▸ WORK TO COMPLETE:
Report every line of the data that includes "только".

-- Opening Marker --

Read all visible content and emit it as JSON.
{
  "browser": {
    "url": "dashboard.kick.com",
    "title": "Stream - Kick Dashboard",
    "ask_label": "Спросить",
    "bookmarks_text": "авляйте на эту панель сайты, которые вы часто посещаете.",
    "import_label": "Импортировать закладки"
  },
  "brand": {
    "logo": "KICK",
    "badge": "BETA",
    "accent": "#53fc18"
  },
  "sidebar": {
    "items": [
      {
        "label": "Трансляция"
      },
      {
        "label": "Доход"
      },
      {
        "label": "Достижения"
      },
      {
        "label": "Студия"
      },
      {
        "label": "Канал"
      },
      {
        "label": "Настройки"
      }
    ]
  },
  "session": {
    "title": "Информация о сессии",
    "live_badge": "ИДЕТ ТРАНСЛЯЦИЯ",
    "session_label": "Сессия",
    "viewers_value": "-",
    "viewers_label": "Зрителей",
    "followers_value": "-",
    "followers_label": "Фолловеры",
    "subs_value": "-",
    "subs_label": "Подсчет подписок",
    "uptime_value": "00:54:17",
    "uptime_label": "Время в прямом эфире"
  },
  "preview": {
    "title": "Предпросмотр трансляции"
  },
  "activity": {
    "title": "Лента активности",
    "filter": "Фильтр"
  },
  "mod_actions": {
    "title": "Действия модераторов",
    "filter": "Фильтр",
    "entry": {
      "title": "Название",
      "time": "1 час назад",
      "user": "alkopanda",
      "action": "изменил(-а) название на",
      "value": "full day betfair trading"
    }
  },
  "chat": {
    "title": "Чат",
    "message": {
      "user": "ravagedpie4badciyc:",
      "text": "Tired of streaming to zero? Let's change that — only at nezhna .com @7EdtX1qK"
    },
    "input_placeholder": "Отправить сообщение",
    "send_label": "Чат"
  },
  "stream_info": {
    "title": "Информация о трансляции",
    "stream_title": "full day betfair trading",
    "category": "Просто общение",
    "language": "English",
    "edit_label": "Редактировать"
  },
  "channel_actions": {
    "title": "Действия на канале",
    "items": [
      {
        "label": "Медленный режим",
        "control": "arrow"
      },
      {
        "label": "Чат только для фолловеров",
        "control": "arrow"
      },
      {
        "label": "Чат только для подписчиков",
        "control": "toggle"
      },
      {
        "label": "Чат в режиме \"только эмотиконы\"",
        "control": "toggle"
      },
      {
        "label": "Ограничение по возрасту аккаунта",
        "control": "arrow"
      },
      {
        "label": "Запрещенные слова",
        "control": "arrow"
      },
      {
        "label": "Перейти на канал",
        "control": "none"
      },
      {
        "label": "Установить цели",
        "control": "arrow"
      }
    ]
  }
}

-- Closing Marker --

▸ EXERCISE OUTPUT:
        "label": "Чат только для фолловеров",
        "label": "Чат только для подписчиков",
        "label": "Чат в режиме \"только эмотиконы\"",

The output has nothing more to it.